Tundra Swans

 November 17 2012,. Hamilton Harbour, ON. Tundra Swans are back.  They visit us twice a year: in early March, and again in November.  The March visit is their first stop after a non-stop flight from their coastal wintering grounds in Maryland, Virginia and North Carolina, it’s usually quite brief.  They’re on their way to their tundra breeding grounds and waste little time socializing.  In November things are a little less urgent, they arrive when they’re pushed here and often hang around until driven further south by the promise of nasty weather; if mild enough a handful will spend the winter here.

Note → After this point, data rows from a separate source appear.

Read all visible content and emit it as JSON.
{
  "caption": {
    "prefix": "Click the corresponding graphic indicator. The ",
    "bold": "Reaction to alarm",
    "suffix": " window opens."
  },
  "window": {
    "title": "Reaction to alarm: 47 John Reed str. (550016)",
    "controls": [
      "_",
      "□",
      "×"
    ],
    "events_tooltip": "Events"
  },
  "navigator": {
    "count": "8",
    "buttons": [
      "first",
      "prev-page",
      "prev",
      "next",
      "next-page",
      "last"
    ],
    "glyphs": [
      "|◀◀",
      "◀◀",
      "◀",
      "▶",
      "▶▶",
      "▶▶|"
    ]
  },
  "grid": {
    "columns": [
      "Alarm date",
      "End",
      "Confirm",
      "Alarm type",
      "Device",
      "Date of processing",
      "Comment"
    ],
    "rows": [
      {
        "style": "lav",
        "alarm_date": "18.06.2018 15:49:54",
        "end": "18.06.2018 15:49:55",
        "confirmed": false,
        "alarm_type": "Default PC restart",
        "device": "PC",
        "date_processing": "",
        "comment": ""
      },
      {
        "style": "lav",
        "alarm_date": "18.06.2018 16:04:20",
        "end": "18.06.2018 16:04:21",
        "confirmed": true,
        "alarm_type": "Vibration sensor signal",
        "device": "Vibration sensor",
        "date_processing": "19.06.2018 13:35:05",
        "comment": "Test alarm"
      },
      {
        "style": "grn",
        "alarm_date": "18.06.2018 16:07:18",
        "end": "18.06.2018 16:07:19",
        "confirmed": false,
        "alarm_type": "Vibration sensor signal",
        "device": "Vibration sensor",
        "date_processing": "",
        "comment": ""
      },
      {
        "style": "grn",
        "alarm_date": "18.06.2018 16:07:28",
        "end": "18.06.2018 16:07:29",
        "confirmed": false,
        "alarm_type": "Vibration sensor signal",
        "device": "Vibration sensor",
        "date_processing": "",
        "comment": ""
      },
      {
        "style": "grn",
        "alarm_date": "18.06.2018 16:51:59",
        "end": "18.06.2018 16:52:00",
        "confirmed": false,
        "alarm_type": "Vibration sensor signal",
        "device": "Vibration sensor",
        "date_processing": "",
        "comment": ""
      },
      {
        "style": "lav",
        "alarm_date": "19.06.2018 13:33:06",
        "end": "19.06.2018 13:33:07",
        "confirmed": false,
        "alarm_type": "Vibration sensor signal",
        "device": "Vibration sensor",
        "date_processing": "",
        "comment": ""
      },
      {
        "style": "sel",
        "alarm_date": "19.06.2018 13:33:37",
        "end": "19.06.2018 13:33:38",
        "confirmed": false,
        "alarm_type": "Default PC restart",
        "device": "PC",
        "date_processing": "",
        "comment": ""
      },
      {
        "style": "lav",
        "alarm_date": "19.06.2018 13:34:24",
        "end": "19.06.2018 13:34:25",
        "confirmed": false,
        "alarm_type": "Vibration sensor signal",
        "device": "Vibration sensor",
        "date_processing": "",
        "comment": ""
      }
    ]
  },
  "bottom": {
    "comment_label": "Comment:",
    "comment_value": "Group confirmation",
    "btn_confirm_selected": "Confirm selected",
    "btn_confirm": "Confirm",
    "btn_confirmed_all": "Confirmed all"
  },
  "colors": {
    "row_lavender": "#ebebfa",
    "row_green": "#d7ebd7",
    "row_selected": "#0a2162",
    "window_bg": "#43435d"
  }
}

They showed up just yesterday here at the west end of Lake Ontario.  I’d heard they’d arrived so went looking for them on our large enclosed bay.  It was quite early and everything had been touched by frosts, the water was calm and a haze lay across the entire bay veiling some of the uglier evidence of industry and commerce; quite pretty really.

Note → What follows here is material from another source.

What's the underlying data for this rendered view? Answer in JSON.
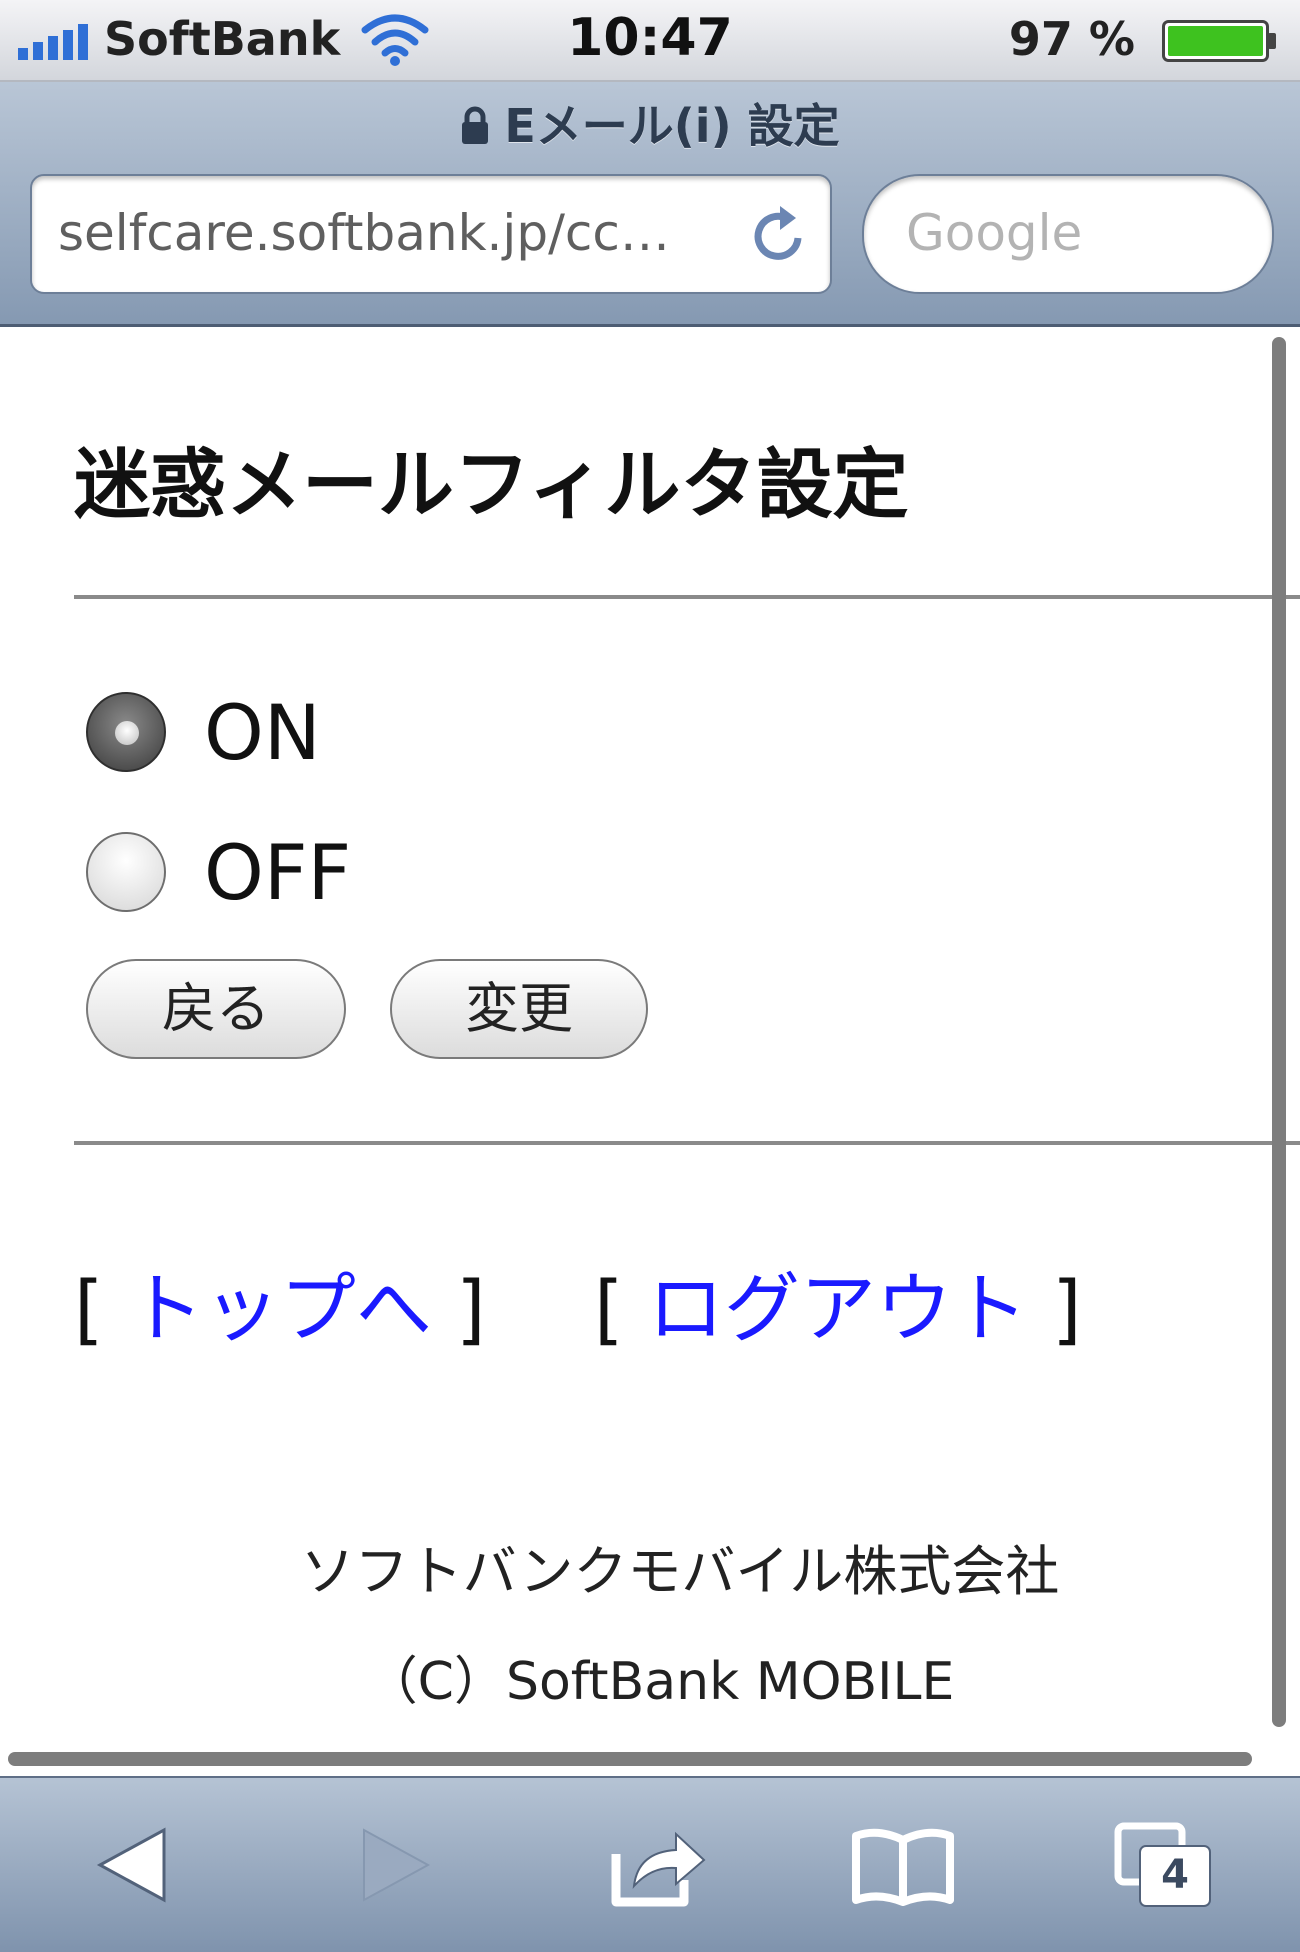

Tundra Swans. You’ll have to take my word for it.

I thought I could hear Tundra Swans, but just faintly.  We have wintering Trumpeter Swans and year-round Mute Swans, and the latter, while mostly silent, do sometimes make a gentle snorting whistle that could, in a pinch and from far way, be taken for the soft “Whoow” of a Tundra Swan, and there were plenty of large white waterfowl to be seen so it was hard to be sure. I drove another block east, made my way down to the shore of the bay and there, as I’d hoped, were about twenty Tundra Swans.  Most were feeding on aquatic weed, tipping up and paddling the air wildly to stay inverted.  A quiet murmur passed between members of the flock; that was the distant sound I’d heard. Almost everything about Tundra Swans appeals to me, they were certainly my Bird of the Day even before a later encounter with a Screech Owl found sitting on its doorstep and a small squadron of male Hooded Mergansers resplendent like a bunch of 19th century Prussian army cadets with extravagant headgear.